• Analogy: a line of people at a bank teller’s window
Queues
• We can define the operations on a queue as follows:
• enqueue - add an item to the rear of the queue
• dequeue - remove an item from the front of the queue
• empty - returns true if the queue is empty
• As with our linked list example, by storing generic Object references, any object can be stored in the queue
• Queues are often helpful in simulations and any processing in which items get “backed up”
Stacks
• A stack ADT is also linear, like a list or queue
• Items are added and removed from only one end of a stack
• It is therefore LIFO: Last-In, First-Out
• Analogy: a stack of plates

push

pop

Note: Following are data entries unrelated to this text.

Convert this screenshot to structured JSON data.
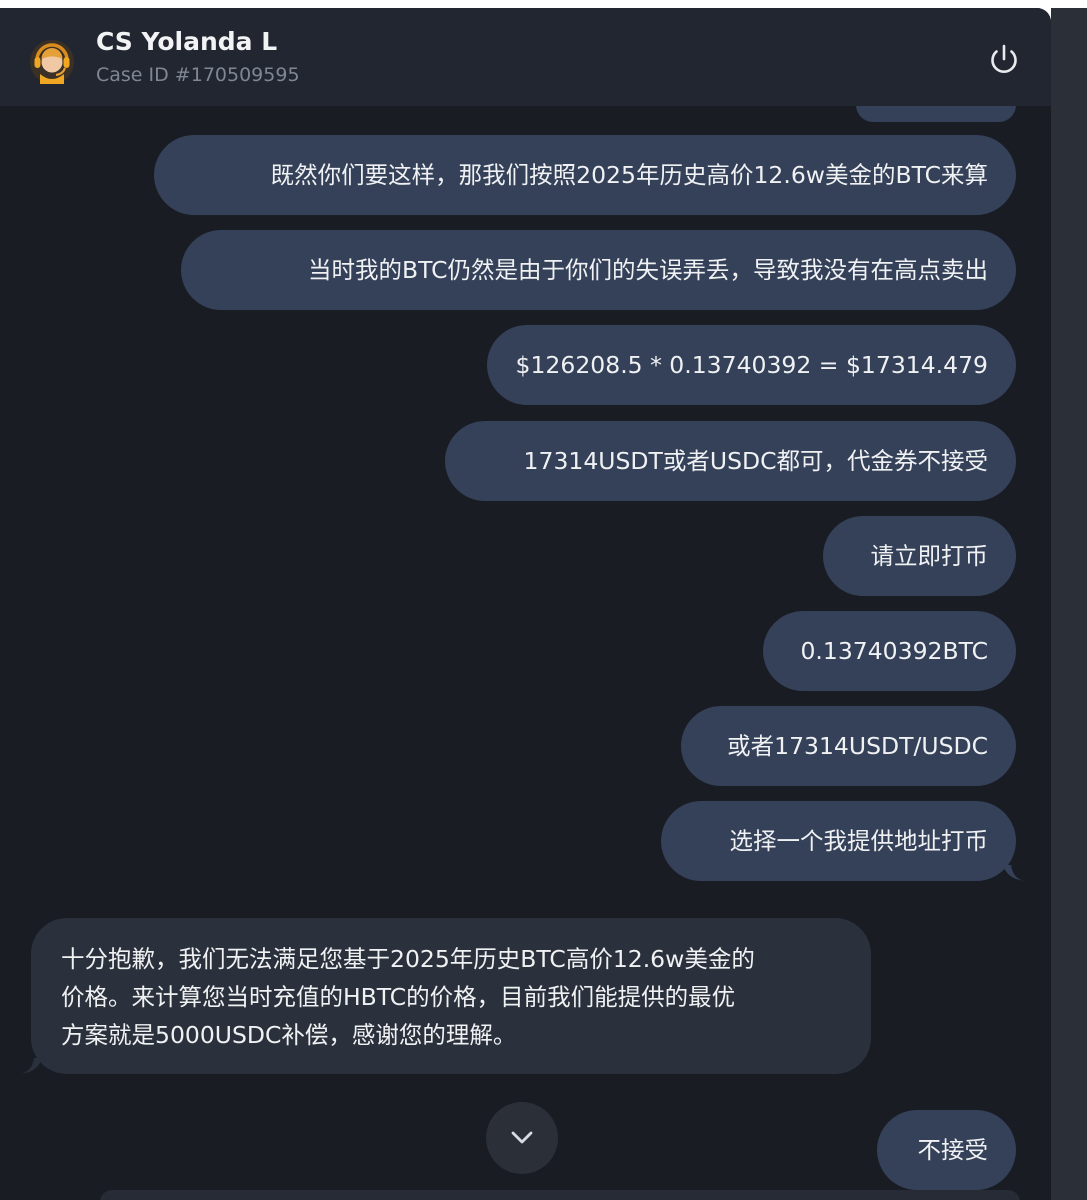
{
  "header": {
    "agent_name": "CS Yolanda L",
    "case_id": "Case ID #170509595",
    "avatar_icon": "support-agent-avatar-icon",
    "power_icon": "power-icon"
  },
  "messages": [
    {
      "side": "out",
      "text": "既然你们要这样，那我们按照2025年历史高价12.6w美金的BTC来算"
    },
    {
      "side": "out",
      "text": "当时我的BTC仍然是由于你们的失误弄丢，导致我没有在高点卖出"
    },
    {
      "side": "out",
      "text": "$126208.5 * 0.13740392 = $17314.479"
    },
    {
      "side": "out",
      "text": "17314USDT或者USDC都可，代金券不接受"
    },
    {
      "side": "out",
      "text": "请立即打币"
    },
    {
      "side": "out",
      "text": "0.13740392BTC"
    },
    {
      "side": "out",
      "text": "或者17314USDT/USDC"
    },
    {
      "side": "out",
      "text": "选择一个我提供地址打币"
    },
    {
      "side": "in",
      "lines": [
        "十分抱歉，我们无法满足您基于2025年历史BTC高价12.6w美金的",
        "价格。来计算您当时充值的HBTC的价格，目前我们能提供的最优",
        "方案就是5000USDC补偿，感谢您的理解。"
      ]
    },
    {
      "side": "out",
      "text": "不接受"
    }
  ],
  "scroll_down_icon": "chevron-down-icon",
  "colors": {
    "background": "#191c23",
    "header": "#222631",
    "outgoing_bubble": "#344159",
    "incoming_bubble": "#2b313c",
    "text": "#f0f1f3",
    "muted_text": "#7f8694"
  }
}
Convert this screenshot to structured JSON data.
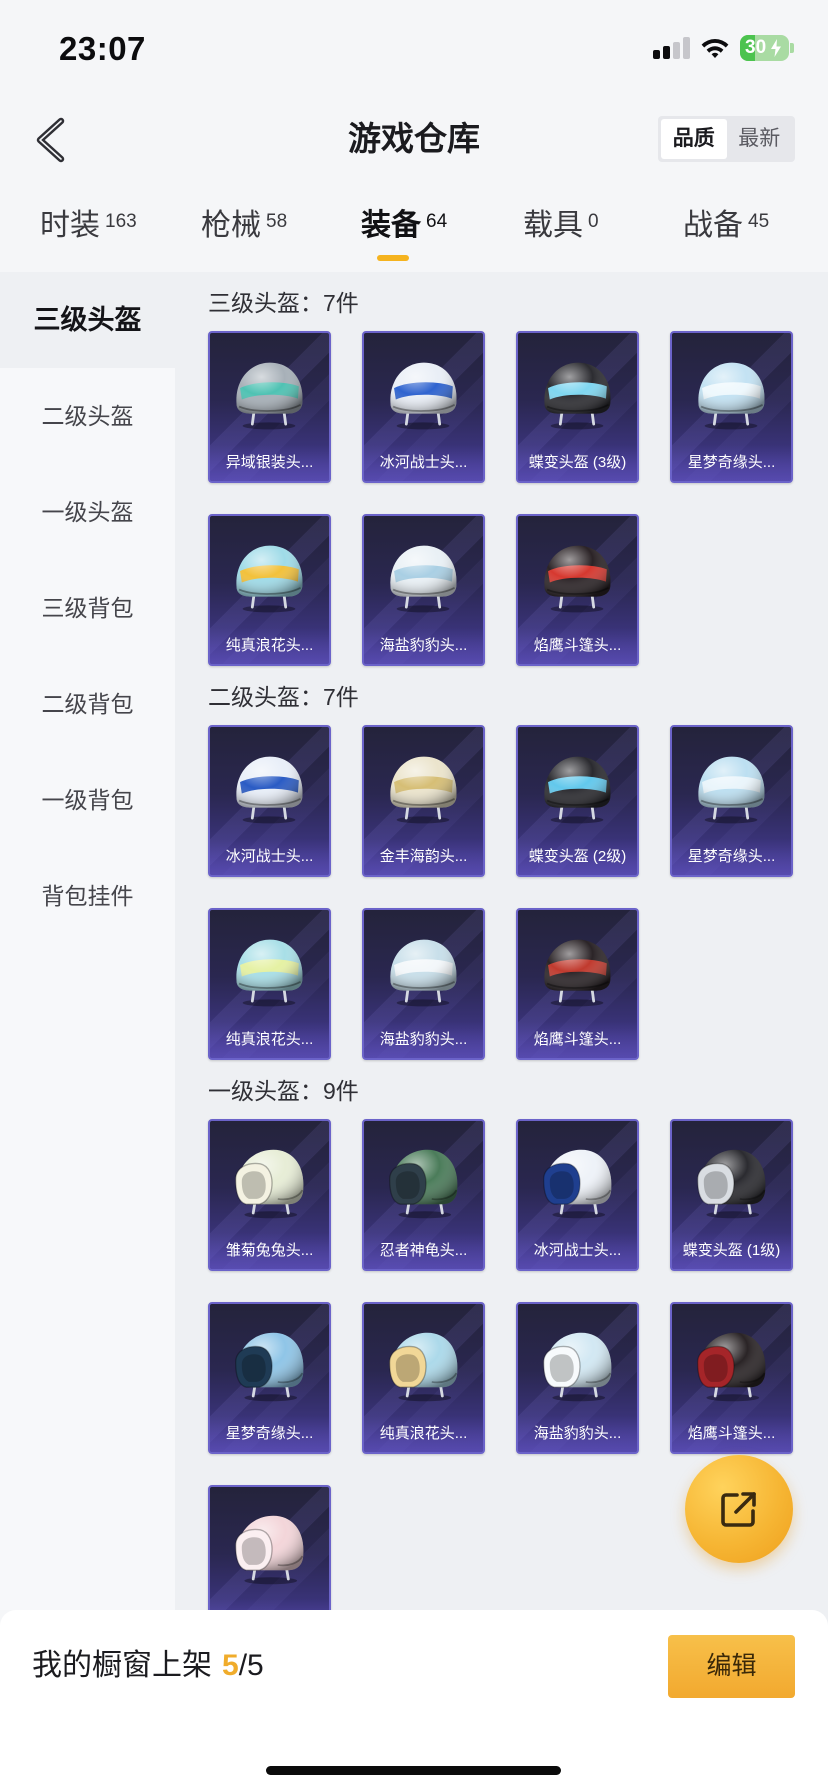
{
  "status_bar": {
    "time": "23:07",
    "battery_level": "30",
    "signal_bars": 2,
    "icons": [
      "cellular-signal-icon",
      "wifi-icon",
      "battery-charging-icon"
    ]
  },
  "header": {
    "title": "游戏仓库",
    "back_icon": "chevron-left-icon",
    "sort_options": [
      {
        "label": "品质",
        "selected": true
      },
      {
        "label": "最新",
        "selected": false
      }
    ]
  },
  "tabs": [
    {
      "label": "时装",
      "count": "163",
      "active": false
    },
    {
      "label": "枪械",
      "count": "58",
      "active": false
    },
    {
      "label": "装备",
      "count": "64",
      "active": true
    },
    {
      "label": "载具",
      "count": "0",
      "active": false
    },
    {
      "label": "战备",
      "count": "45",
      "active": false
    }
  ],
  "sidebar": {
    "items": [
      {
        "label": "三级头盔",
        "active": true
      },
      {
        "label": "二级头盔",
        "active": false
      },
      {
        "label": "一级头盔",
        "active": false
      },
      {
        "label": "三级背包",
        "active": false
      },
      {
        "label": "二级背包",
        "active": false
      },
      {
        "label": "一级背包",
        "active": false
      },
      {
        "label": "背包挂件",
        "active": false
      }
    ]
  },
  "sections": [
    {
      "title": "三级头盔：7件",
      "helmet_style": "visor",
      "items": [
        {
          "name": "异域银装头...",
          "colors": [
            "#a7b0b8",
            "#4fc2b3"
          ]
        },
        {
          "name": "冰河战士头...",
          "colors": [
            "#e9eef6",
            "#2f63cf"
          ]
        },
        {
          "name": "蝶变头盔 (3级)",
          "colors": [
            "#2c2c31",
            "#7fd6f0"
          ]
        },
        {
          "name": "星梦奇缘头...",
          "colors": [
            "#c3e2f3",
            "#eef8fd"
          ]
        },
        {
          "name": "纯真浪花头...",
          "colors": [
            "#9fdbe8",
            "#f2c13b"
          ]
        },
        {
          "name": "海盐豹豹头...",
          "colors": [
            "#e9f0f5",
            "#a9cfe4"
          ]
        },
        {
          "name": "焰鹰斗篷头...",
          "colors": [
            "#2b2326",
            "#d6382f"
          ]
        }
      ]
    },
    {
      "title": "二级头盔：7件",
      "helmet_style": "visor",
      "items": [
        {
          "name": "冰河战士头...",
          "colors": [
            "#e8eef8",
            "#2a5bc4"
          ]
        },
        {
          "name": "金丰海韵头...",
          "colors": [
            "#ebe4cc",
            "#d6be75"
          ]
        },
        {
          "name": "蝶变头盔 (2级)",
          "colors": [
            "#2a2a2f",
            "#62c8ec"
          ]
        },
        {
          "name": "星梦奇缘头...",
          "colors": [
            "#bcdff1",
            "#eaf5fb"
          ]
        },
        {
          "name": "纯真浪花头...",
          "colors": [
            "#a8dfe7",
            "#e5f1a3"
          ]
        },
        {
          "name": "海盐豹豹头...",
          "colors": [
            "#c8dfea",
            "#f3f7fa"
          ]
        },
        {
          "name": "焰鹰斗篷头...",
          "colors": [
            "#2b2427",
            "#c03a2e"
          ]
        }
      ]
    },
    {
      "title": "一级头盔：9件",
      "helmet_style": "open-face",
      "items": [
        {
          "name": "雏菊兔兔头...",
          "colors": [
            "#e7edd6",
            "#f4f2e2"
          ]
        },
        {
          "name": "忍者神龟头...",
          "colors": [
            "#4b7c5a",
            "#2f3f4a"
          ]
        },
        {
          "name": "冰河战士头...",
          "colors": [
            "#eef2f8",
            "#1f3f8f"
          ]
        },
        {
          "name": "蝶变头盔 (1级)",
          "colors": [
            "#2b2b30",
            "#d9dde2"
          ]
        },
        {
          "name": "星梦奇缘头...",
          "colors": [
            "#8fc5e7",
            "#1f3b55"
          ]
        },
        {
          "name": "纯真浪花头...",
          "colors": [
            "#acd9ea",
            "#f1d797"
          ]
        },
        {
          "name": "海盐豹豹头...",
          "colors": [
            "#d2e8f3",
            "#f7fafc"
          ]
        },
        {
          "name": "焰鹰斗篷头...",
          "colors": [
            "#2a2426",
            "#a52529"
          ]
        },
        {
          "colors": [
            "#f3d5d9",
            "#fbeff1"
          ]
        }
      ]
    }
  ],
  "fab": {
    "icon": "share-external-icon"
  },
  "footer": {
    "label": "我的橱窗上架",
    "shelf_count": "5",
    "shelf_total": "/5",
    "edit_button": "编辑"
  },
  "theme": {
    "accent": "#f5b31f",
    "count_highlight": "#f0ac2b",
    "card_border": "#6b63c9",
    "content_background": "#eef0f3"
  }
}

Stacks
• Stacks are often drawn vertically:
Stacks
• Some stack operations:
• push - add an item to the top of the stack
• pop - remove an item from the top of the stack
• peek - retrieves the top item without removing it
• empty - returns true if the stack is empty
• The java.util package contains a Stack class, which is implemented using a Vector
• See Decode.java(page 508)
Collection Classes
• The Java 2 platform contains a Collections API
• This group of classes represent various data structures used to store and manage objects
• Their underlying implementation is implied in the class names, such as ArrayList and LinkedList
• Several interfaces are used to define operations on the collections, such as List, Set, SortedSet, Map, and SortedMap